Press Complaints Commission raps Guardian over Mavi Marmara claim
The Guardian has been forced to clarify a story about the May 2010 Gaza flotilla, which tried to breach the Israeli blockade, suggesting that anti-Israel activists on board had been unarmed.
The story, published in May, reported on the Israeli government offering £4 million in compensation to the families of Turkish activists killed on the Mavi Marmara ship, which led the flotilla.
It claimed that Israeli naval commandos who had boarded the ship had “used lethal force against the unarmed passengers to end their resistance”.
A reader reported the newspaper to the Press Complaints Commission, which ruled that the Guardian had breached clause one of the commission’s code on accuracy.
In its decision, the PCC said the article had been “inaccurate and misleading” in claiming the Mavi Marmara passengers were “unarmed”.
The commission acknowledged that the UN’s Palmer Report into the flotilla had found that the Israeli soldiers had been attacked with slingshots and chains.
The PCC adjudication added: “In this instance, the commission considered that referring to the Mavi Marmara passengers as being ‘unarmed’, without mention of the weaponry which was acknowledged to have been used by the passengers, may have resulted in readers being significantly misled.”
A clarification added to the online version of the story on the Guardian website said the “reference in this article to passengers being ‘unarmed’ is used in conventional contrast to the IDF soldiers being armed with guns”, and made clear that the Palmer Report had found that the passengers were carrying “metal bars, chains, slingshots and staves”.
The New York-based CiF Watch, which monitors Guardian coverage of Israel, assisted the reader in complaining to the PCC and said it was “pleased” with the adjudication.
A CiF Watch spokesman said: “It is important that the Guardian should be reminded that while it may believe that it is free to act with impunity when it comes to its coverage of Israel, it will still be held to basic standards of honesty and accuracy in its discharge of its journalistic duties.”

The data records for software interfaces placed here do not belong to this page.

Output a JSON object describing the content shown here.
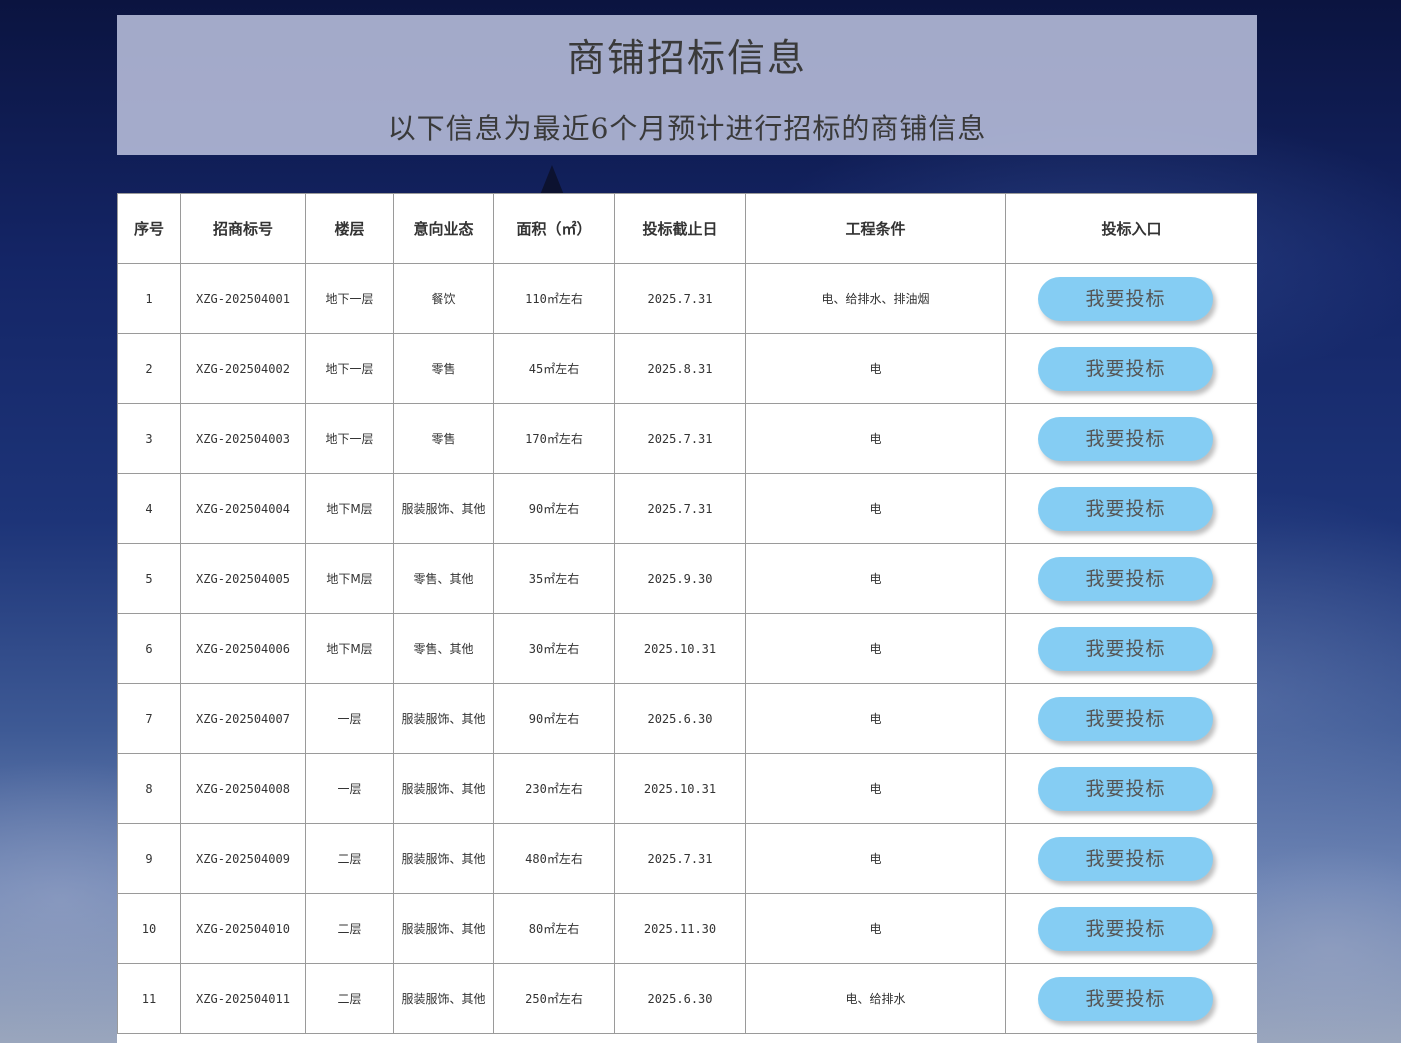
{
  "header": {
    "title": "商铺招标信息",
    "subtitle": "以下信息为最近6个月预计进行招标的商铺信息"
  },
  "table": {
    "columns": [
      "序号",
      "招商标号",
      "楼层",
      "意向业态",
      "面积（㎡）",
      "投标截止日",
      "工程条件",
      "投标入口"
    ],
    "button_label": "我要投标",
    "rows": [
      {
        "no": "1",
        "code": "XZG-202504001",
        "floor": "地下一层",
        "type": "餐饮",
        "area": "110㎡左右",
        "deadline": "2025.7.31",
        "condition": "电、给排水、排油烟"
      },
      {
        "no": "2",
        "code": "XZG-202504002",
        "floor": "地下一层",
        "type": "零售",
        "area": "45㎡左右",
        "deadline": "2025.8.31",
        "condition": "电"
      },
      {
        "no": "3",
        "code": "XZG-202504003",
        "floor": "地下一层",
        "type": "零售",
        "area": "170㎡左右",
        "deadline": "2025.7.31",
        "condition": "电"
      },
      {
        "no": "4",
        "code": "XZG-202504004",
        "floor": "地下M层",
        "type": "服装服饰、其他",
        "area": "90㎡左右",
        "deadline": "2025.7.31",
        "condition": "电"
      },
      {
        "no": "5",
        "code": "XZG-202504005",
        "floor": "地下M层",
        "type": "零售、其他",
        "area": "35㎡左右",
        "deadline": "2025.9.30",
        "condition": "电"
      },
      {
        "no": "6",
        "code": "XZG-202504006",
        "floor": "地下M层",
        "type": "零售、其他",
        "area": "30㎡左右",
        "deadline": "2025.10.31",
        "condition": "电"
      },
      {
        "no": "7",
        "code": "XZG-202504007",
        "floor": "一层",
        "type": "服装服饰、其他",
        "area": "90㎡左右",
        "deadline": "2025.6.30",
        "condition": "电"
      },
      {
        "no": "8",
        "code": "XZG-202504008",
        "floor": "一层",
        "type": "服装服饰、其他",
        "area": "230㎡左右",
        "deadline": "2025.10.31",
        "condition": "电"
      },
      {
        "no": "9",
        "code": "XZG-202504009",
        "floor": "二层",
        "type": "服装服饰、其他",
        "area": "480㎡左右",
        "deadline": "2025.7.31",
        "condition": "电"
      },
      {
        "no": "10",
        "code": "XZG-202504010",
        "floor": "二层",
        "type": "服装服饰、其他",
        "area": "80㎡左右",
        "deadline": "2025.11.30",
        "condition": "电"
      },
      {
        "no": "11",
        "code": "XZG-202504011",
        "floor": "二层",
        "type": "服装服饰、其他",
        "area": "250㎡左右",
        "deadline": "2025.6.30",
        "condition": "电、给排水"
      }
    ]
  }
}
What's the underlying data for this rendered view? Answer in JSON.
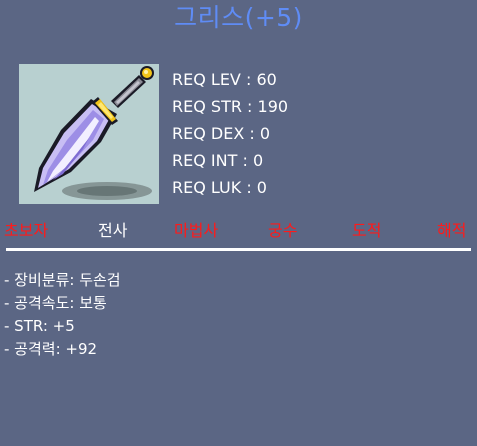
{
  "item": {
    "title": "그리스(+5)",
    "icon": "two-handed-sword-icon"
  },
  "requirements": [
    {
      "label": "REQ LEV",
      "value": "60"
    },
    {
      "label": "REQ STR",
      "value": "190"
    },
    {
      "label": "REQ DEX",
      "value": "0"
    },
    {
      "label": "REQ INT",
      "value": "0"
    },
    {
      "label": "REQ LUK",
      "value": "0"
    }
  ],
  "jobs": [
    {
      "name": "초보자",
      "color": "#ff1a1a"
    },
    {
      "name": "전사",
      "color": "#ffffff"
    },
    {
      "name": "마법사",
      "color": "#ff1a1a"
    },
    {
      "name": "궁수",
      "color": "#ff1a1a"
    },
    {
      "name": "도적",
      "color": "#ff1a1a"
    },
    {
      "name": "해적",
      "color": "#ff1a1a"
    }
  ],
  "stats": [
    "- 장비분류: 두손검",
    "- 공격속도: 보통",
    "- STR: +5",
    "- 공격력: +92"
  ],
  "colors": {
    "background": "#5b6684",
    "title": "#5f8cf5",
    "job_unavailable": "#ff1a1a",
    "job_available": "#ffffff"
  }
}
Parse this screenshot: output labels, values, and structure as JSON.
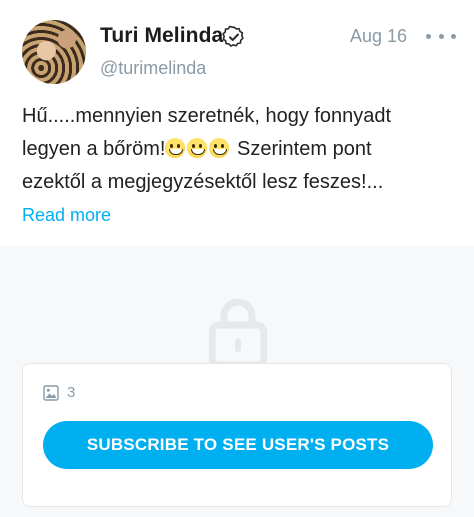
{
  "author": {
    "name": "Turi Melinda",
    "username": "@turimelinda",
    "verified_icon": "verified-check-icon"
  },
  "post": {
    "date": "Aug 16",
    "lines": [
      "Hű.....mennyien szeretnék, hogy fonnyadt",
      "legyen a bőröm!",
      "Szerintem pont",
      "ezektől a megjegyzésektől lesz feszes!..."
    ],
    "emoji_count": 3,
    "read_more": "Read more"
  },
  "locked": {
    "media_count": "3",
    "subscribe_label": "SUBSCRIBE TO SEE USER'S POSTS"
  },
  "colors": {
    "accent": "#00aff0",
    "muted": "#8a9aa6",
    "locked_bg": "#f7f8fa"
  }
}
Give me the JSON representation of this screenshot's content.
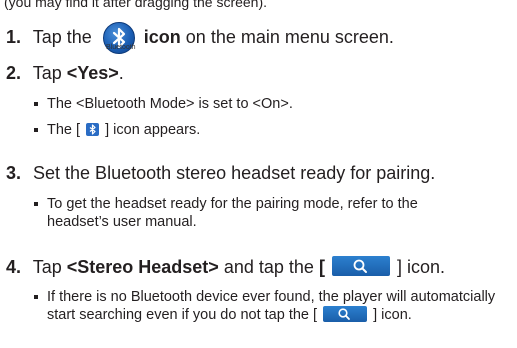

A Guardian spokesperson said: “The word ‘unarmed’ in our article was used in contrast to the ‘armed commandos’, which we genuinely intended and believed readers would understand as a reference to firearms.
“It was not to ignore the information contained in the Palmer Report. However, after further consideration we accepted the possible ambiguity in the term, which is why we proposed a footnote of clarification.
“The footnote was added promptly after the PCC agreed with us that it was an appropriate way to resolve the matter.”